(Dataset entries)
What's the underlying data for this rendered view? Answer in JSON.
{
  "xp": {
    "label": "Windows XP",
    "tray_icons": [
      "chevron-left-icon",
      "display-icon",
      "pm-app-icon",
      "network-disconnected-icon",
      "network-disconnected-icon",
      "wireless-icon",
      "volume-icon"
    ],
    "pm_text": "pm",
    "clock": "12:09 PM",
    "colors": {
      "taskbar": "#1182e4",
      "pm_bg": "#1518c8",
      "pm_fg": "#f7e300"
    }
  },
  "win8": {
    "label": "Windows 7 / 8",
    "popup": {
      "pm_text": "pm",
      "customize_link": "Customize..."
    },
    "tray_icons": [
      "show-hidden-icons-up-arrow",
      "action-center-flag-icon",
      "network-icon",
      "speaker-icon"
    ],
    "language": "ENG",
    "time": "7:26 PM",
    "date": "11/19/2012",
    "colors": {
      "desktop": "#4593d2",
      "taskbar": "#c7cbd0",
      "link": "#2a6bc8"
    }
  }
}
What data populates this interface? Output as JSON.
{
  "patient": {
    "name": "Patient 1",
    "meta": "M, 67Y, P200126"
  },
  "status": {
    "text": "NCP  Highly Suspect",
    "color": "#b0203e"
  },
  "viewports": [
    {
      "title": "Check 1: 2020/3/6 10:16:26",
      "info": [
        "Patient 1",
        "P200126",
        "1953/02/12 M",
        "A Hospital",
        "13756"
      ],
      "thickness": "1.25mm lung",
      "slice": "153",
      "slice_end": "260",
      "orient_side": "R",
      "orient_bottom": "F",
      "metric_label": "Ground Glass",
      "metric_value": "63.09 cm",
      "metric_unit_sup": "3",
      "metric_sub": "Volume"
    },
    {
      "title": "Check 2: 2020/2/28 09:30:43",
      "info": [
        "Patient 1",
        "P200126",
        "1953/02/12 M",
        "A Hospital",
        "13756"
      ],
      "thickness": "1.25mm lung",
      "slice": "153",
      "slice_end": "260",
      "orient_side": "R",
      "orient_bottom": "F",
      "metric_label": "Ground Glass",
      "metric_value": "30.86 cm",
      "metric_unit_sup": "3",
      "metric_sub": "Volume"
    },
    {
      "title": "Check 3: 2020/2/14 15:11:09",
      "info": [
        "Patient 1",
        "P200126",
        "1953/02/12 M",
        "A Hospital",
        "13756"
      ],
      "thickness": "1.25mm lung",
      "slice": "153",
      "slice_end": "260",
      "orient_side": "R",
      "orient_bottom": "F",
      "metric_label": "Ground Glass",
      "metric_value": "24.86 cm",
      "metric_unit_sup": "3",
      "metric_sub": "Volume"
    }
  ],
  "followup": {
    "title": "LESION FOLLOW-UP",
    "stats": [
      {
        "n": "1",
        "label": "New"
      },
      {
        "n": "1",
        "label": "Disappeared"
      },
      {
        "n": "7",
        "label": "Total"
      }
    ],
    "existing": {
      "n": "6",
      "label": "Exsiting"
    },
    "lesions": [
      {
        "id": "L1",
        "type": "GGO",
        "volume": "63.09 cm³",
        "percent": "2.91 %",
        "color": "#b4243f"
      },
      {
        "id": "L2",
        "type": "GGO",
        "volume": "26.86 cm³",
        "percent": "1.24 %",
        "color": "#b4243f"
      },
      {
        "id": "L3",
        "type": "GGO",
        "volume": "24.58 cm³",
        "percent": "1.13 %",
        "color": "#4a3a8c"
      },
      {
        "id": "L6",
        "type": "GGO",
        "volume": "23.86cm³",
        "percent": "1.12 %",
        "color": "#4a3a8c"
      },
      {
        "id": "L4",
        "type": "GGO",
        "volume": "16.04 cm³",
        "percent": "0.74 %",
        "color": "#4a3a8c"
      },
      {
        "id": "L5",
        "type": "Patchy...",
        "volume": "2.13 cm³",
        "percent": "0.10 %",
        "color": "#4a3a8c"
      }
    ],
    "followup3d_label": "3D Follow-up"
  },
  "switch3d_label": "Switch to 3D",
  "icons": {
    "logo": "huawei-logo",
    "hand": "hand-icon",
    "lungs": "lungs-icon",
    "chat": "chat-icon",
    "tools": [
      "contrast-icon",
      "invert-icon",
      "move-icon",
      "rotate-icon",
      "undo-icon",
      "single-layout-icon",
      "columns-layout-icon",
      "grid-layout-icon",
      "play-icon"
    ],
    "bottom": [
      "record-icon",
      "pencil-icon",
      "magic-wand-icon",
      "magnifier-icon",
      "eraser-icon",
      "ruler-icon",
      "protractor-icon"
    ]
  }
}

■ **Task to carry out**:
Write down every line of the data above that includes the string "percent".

■ **Problem solution**:
        "percent": "2.91 %",
        "percent": "1.24 %",
        "percent": "1.13 %",
        "percent": "1.12 %",
        "percent": "0.74 %",
        "percent": "0.10 %",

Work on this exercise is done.